BEGIN RECORDS SUPPLIED
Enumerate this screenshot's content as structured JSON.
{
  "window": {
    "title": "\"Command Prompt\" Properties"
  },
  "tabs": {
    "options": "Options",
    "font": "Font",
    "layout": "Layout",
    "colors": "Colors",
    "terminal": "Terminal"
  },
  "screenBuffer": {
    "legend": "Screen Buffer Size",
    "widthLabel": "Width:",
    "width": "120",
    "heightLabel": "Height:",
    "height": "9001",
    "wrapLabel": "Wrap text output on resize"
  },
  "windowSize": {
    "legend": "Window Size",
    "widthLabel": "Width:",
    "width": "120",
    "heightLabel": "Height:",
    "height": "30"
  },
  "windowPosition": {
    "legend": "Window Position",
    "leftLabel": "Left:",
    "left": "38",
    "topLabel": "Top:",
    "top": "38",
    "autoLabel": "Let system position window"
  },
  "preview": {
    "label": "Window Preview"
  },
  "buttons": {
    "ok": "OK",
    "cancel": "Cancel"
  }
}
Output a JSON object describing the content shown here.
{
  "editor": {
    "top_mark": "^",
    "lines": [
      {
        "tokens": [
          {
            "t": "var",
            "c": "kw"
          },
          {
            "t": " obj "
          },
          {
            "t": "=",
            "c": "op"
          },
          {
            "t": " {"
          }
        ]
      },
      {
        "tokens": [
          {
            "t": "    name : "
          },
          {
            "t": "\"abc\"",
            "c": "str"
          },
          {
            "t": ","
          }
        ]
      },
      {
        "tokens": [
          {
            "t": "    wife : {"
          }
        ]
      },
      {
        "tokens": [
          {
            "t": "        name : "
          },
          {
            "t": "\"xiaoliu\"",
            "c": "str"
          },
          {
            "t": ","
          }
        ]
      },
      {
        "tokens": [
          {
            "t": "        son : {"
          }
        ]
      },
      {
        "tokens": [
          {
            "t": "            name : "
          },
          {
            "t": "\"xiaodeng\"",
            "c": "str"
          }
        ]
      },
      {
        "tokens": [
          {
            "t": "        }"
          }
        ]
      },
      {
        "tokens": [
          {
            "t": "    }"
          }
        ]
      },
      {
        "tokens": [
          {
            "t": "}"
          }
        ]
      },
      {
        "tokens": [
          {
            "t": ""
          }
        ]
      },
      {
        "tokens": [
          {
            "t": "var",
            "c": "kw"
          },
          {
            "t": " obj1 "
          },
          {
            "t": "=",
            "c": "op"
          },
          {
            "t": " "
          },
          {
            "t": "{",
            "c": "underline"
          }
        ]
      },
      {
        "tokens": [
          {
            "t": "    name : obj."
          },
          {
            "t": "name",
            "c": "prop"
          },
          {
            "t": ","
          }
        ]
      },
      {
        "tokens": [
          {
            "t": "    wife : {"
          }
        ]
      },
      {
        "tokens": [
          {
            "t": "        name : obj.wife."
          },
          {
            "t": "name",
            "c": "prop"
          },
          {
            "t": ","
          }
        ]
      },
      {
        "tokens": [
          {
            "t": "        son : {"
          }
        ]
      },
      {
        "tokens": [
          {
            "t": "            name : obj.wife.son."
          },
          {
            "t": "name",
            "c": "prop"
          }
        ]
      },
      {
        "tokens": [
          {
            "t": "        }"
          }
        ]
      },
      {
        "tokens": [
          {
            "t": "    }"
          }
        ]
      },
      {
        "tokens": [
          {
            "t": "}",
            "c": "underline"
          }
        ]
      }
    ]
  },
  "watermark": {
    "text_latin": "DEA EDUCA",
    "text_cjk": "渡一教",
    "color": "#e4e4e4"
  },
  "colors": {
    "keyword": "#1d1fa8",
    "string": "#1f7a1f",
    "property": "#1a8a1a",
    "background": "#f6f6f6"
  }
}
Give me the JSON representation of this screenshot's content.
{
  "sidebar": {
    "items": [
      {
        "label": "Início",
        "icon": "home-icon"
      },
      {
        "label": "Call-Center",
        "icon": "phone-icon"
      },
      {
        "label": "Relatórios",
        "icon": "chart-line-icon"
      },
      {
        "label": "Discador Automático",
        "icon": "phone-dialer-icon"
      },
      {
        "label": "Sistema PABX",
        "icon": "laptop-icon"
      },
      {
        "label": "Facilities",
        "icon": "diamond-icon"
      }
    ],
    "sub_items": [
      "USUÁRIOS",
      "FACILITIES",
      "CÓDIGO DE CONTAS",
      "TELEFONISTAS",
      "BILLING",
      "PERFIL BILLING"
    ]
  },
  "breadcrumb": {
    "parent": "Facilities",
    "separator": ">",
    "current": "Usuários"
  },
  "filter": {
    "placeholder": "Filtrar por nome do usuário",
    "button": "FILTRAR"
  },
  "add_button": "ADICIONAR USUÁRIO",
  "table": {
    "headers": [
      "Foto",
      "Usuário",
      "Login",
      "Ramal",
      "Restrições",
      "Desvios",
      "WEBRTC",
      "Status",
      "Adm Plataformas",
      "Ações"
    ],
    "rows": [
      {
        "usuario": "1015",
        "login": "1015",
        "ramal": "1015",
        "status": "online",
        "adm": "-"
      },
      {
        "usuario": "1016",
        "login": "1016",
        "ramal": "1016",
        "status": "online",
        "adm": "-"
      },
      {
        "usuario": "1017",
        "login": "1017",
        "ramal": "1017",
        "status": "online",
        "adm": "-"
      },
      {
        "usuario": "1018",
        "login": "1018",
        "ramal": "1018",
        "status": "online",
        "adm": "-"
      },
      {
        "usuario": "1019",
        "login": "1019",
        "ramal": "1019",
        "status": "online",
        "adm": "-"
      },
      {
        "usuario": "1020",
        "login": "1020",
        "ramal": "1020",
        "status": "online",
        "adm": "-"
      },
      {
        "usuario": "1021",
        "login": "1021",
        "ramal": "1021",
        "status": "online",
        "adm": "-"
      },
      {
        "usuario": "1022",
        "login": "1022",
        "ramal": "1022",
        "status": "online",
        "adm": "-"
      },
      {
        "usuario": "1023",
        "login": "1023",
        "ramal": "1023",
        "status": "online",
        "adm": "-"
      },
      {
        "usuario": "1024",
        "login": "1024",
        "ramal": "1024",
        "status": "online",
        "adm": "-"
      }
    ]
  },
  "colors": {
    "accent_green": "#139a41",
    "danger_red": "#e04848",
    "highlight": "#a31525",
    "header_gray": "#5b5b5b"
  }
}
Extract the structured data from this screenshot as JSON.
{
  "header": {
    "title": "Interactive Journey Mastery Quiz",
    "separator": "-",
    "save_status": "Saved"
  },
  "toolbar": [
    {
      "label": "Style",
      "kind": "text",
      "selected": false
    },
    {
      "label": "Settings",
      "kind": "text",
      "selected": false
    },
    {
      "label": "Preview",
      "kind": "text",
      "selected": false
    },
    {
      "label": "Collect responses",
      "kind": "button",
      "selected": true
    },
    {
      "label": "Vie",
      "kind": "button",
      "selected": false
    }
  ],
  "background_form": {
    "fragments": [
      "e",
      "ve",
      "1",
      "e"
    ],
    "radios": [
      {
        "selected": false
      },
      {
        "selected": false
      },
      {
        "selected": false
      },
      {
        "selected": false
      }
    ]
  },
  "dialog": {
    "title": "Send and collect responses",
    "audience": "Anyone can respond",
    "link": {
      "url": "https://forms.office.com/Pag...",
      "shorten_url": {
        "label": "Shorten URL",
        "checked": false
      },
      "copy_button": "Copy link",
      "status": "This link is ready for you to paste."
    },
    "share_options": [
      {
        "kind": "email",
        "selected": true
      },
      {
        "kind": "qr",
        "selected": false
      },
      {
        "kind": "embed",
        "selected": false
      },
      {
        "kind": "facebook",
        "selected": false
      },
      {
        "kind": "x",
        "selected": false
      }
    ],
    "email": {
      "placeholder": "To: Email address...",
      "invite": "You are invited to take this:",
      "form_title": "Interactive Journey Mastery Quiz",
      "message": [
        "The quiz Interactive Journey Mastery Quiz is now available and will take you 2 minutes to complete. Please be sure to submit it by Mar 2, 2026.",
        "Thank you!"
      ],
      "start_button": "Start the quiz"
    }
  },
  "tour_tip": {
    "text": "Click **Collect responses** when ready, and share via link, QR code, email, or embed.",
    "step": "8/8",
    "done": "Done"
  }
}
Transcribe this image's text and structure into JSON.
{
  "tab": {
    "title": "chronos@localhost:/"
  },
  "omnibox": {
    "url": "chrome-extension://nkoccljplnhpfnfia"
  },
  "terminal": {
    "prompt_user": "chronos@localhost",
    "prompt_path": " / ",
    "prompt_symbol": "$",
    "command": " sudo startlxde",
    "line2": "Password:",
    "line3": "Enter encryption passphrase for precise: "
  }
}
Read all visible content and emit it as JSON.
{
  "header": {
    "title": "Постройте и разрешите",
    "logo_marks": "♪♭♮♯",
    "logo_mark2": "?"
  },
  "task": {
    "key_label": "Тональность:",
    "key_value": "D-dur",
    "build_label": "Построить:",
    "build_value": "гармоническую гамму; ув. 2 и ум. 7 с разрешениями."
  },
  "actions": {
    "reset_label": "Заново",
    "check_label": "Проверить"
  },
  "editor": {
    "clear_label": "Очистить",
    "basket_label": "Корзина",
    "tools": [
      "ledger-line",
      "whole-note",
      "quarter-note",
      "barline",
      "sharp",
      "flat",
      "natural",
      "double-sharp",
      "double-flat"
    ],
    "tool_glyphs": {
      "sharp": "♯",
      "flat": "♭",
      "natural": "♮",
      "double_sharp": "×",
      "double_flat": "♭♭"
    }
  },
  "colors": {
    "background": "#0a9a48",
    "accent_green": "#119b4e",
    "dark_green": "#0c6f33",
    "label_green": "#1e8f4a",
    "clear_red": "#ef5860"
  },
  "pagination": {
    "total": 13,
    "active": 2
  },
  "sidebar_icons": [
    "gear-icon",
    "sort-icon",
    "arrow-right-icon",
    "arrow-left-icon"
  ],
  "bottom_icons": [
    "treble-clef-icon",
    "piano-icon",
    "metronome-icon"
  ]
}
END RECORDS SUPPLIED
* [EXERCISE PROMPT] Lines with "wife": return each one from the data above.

* [TASK RESULT]
            "t": "    wife : {"
            "t": "    wife : {"
            "t": "        name : obj.wife."
            "t": "            name : obj.wife.son."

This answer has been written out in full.